Several communities in Northern Ghana are pronounced flood prone, owing mainly to the low-lying nature of the area. Floods in this part of the country are perennial thereby increasing the vulnerability of the people in the area to infections, illness, loss of livelihoods, lack of farmlands and school closures.

Besides, access to poor water, sanitation, and hygiene (WASH) services pose yet another key public health challenge for flood prone areas in Northern Ghana. With only about 10% of the population said to use improved sanitation facilities, and high cases of open defecation, the situation is worrisome. For the people, “issues of water and sanitation can be life threatening, especially when disaster occurs” says the Country Representative of the UNFPA, Mr. Niyi Ojuolape. Further buttressing the seriousness of the situation, Dr. Eric Moukoro, the Programme Manager, UN-Habitat , said “when it floods, the water washes the poor WASH facilities into the streams, rivers and un-elevated and poorly built hand-dug wells thereby contaminating the very source of their drinking water”, a situation that makes the people in the North susceptible to several health hazards.

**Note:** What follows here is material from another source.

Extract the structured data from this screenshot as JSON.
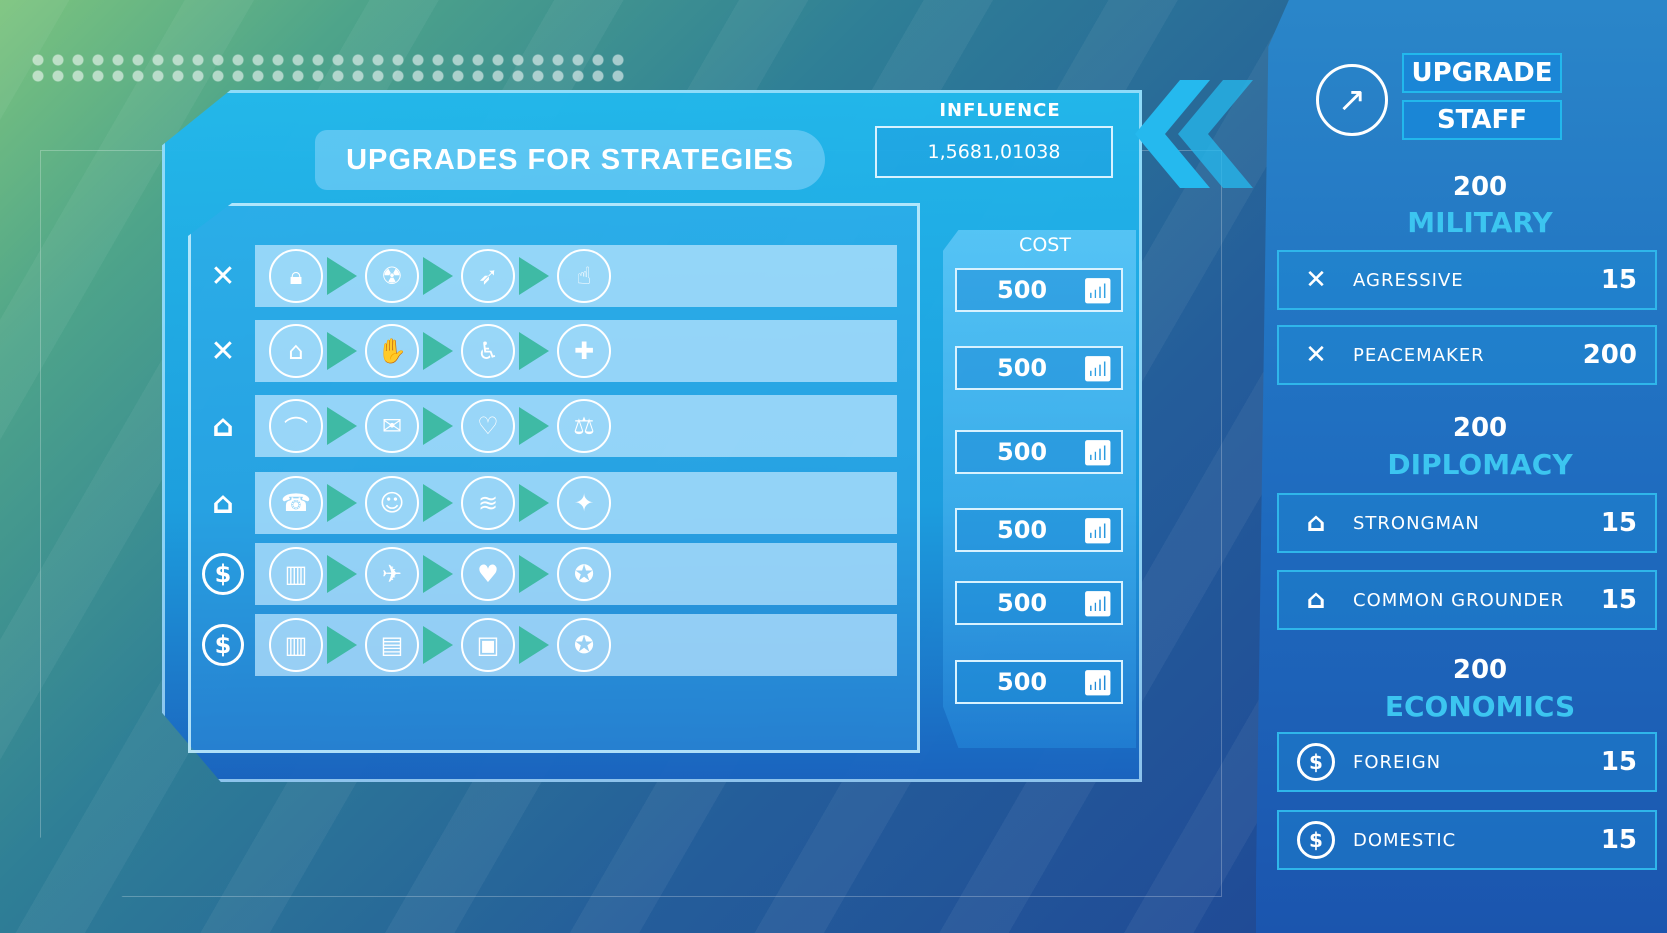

To address this daunting poor sanitation menace, and support the people to build resilient WASH facilities that can prevent vulnerability to natural disaster in the area, the United Nations in Ghana, represented by four agencies, namely, UN-Habitat, UNICEF, UNDP and WHO implemented the UN Water and Sanitation in Disaster Prone Communities Programme, (WASH in DPC) targeting 265 disaster prone communities in Northern Ghana. Through the programme, approximately 300,000 people in these communities, schools and healthcare facilities have received resilient water and sanitation infrastructure and thereby allowing for their social inclusion and universal access to water and sanitation and other essential services related to disaster management with early warning mechanisms by communities and Government bodies, including the National Disaster Management Organization (NADMO). The 3-year programme was funded by Global Affairs (GAC), an endorsement of Canada’s aspiration “to foster an inclusive society where everyone’s needs are met” says Mr. Eric Chimsi, Development Officer at the Canadian High Commission.

Source : UN News